There are many types of chemical-warfare agents that affect different parts of the body. Pulmonary agents affect the lungs and airways. They include traditional “choking” agents, such as chlorine, phosgene, diphosgene, and chloropicrin, and some blistering agents, such as sulfur mustard, Lewisite, and phosgene oxime (which also affect the skin), as well as military smokes, products of combustion, and many toxic industrial chemicals. Most of these compounds are gases or liquids that evaporate easily.
Agents are divided into two types depending on which part of the respiratory tract is largely affected:
Mixed-effect agents can affect large airways, small airways, and the alveoli.
Type 1 agents include ammonia, hydrogen chloride, hydrogen fluoride, riot-control agents, most smokes, sulfur dioxide, and sulfur mustard.
Type 2 agents include chloropicrin, methyl isocyanate, phosgene, and carbon tetrachloride.
Mixed-effect agents act in both large airways and alveoli in low to moderate doses. They include chlorine, HC (hexachloroethane plus zinc oxide) smoke, and Lewisite.
Initial exposure to type 1 agents causes sneezing, coughing, and spasm of the windpipe, which can block the airway. Eye irritation can also occur. People with windpipe spasm are hoarse, have wheezing, and make a gasping sound as they breathe in. This sound is called stridor. However, with high doses of type 1 agents, delayed-onset chest tightness or shortness of breath (type 2 effects) may also occur.
With type 2 agents, victims usually feel well at first except for some initial coughing and irritation, which then resolve. However, several hours later they develop chest tightness or shortness of breath due to fluid buildup in the lungs (pulmonary edema). Shortness of breath that develops within 4 hours of exposure is a sign that the person may have been exposed to a potentially lethal dose.
Doctors and first responders base the diagnosis of exposure to a chemical weapon on the person's symptoms. They listen to the person's breathing. People with an initially noisy chest and prominent symptoms were likely exposed to a type 1 agent. People with a relatively quiet chest and whose shortness of breath is delayed were probably exposed to a type 2 agent.
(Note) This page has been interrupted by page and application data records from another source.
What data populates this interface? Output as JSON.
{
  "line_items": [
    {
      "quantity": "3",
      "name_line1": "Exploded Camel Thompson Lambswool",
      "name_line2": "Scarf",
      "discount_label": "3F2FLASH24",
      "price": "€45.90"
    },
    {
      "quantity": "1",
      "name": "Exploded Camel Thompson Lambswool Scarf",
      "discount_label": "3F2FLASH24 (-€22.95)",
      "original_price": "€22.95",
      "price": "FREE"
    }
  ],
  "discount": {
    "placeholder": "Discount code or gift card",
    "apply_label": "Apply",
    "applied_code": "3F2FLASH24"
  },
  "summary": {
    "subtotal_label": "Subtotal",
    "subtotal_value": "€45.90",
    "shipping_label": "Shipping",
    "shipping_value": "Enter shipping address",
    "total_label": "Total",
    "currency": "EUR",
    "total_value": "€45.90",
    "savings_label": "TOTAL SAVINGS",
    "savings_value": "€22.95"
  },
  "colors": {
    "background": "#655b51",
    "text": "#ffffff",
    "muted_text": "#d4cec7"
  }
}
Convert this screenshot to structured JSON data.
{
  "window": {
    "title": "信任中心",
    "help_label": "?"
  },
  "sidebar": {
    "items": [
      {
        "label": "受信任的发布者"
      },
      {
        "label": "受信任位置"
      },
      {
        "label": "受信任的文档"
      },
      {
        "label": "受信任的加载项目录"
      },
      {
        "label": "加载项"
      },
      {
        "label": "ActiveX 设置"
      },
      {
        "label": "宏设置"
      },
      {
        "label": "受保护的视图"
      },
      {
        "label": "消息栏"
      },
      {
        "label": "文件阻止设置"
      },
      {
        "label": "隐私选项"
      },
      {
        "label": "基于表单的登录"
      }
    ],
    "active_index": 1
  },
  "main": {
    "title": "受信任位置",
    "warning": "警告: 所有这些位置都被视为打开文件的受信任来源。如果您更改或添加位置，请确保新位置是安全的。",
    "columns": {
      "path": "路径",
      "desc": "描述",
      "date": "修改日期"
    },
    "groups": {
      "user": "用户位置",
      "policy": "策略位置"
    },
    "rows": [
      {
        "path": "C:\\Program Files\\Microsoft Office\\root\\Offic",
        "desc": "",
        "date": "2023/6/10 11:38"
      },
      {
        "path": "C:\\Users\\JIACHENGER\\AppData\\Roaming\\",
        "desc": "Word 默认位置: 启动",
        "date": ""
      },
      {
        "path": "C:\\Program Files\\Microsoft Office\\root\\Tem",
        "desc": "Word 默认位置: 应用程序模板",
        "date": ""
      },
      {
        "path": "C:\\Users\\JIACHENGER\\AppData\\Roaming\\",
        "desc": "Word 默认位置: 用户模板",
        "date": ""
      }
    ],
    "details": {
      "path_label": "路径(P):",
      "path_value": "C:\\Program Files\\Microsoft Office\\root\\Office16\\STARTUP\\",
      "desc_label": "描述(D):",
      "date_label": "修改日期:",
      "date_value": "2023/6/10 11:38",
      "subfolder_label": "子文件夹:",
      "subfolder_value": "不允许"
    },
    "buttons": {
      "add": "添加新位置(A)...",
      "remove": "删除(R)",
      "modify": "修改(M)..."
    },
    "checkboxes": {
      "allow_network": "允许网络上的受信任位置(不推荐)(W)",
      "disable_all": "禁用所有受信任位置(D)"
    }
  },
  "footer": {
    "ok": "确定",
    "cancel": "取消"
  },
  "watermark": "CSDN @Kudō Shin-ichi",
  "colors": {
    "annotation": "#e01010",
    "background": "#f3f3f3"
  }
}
Chest x-ray may initially appear normal but later on develop characteristic abnormalities. Sometimes doctors insert a flexible tube with a camera into the airways (bronchoscopy) to see the extent of airway damage. Bronchoscopy can confirm damage done by type 1 agents but may miss early damage done by type 2 agents.
Laboratory testing is not helpful to doctors as they make an initial diagnosis, but they usually monitor the oxygen level in the person's blood to help determine whether the person is deteriorating.
Because mixed effects are common, doctors base treatment on the person's symptoms rather than on the specific agent. Decontamination is not usually necessary for people exposed to vapor or gas, and there are no specific antidotes for these agents.
For people whose symptoms mainly involve the large airways (type 1 effects), doctors give warm, humidified 100% oxygen by face mask. They may need to remove debris from the person's large airways using bronchoscopy. Doctors may need to place a breathing tube in the person's windpipe, and they may give the person bronchodilators, a type of inhaled drug that widens the airways (similar drugs are used for asthma). Inhaled corticosteroids may be given to help decrease the inflammation that often accompanies lung damage.
People exposed to a possible type 2 agent are admitted to an intensive care unit (ICU) and given oxygen. Sometimes oxygen is given under pressure through a special tight face mask or through a breathing tube placed in the windpipe. Doctors give medicine to remove fluid from the lungs and may give oral corticosteroids depending on the type of damage they suspect.
The views expressed in this article are those of the author and do not reflect the official policy of the Department of Army, Department of Defense, or the U.S. Government.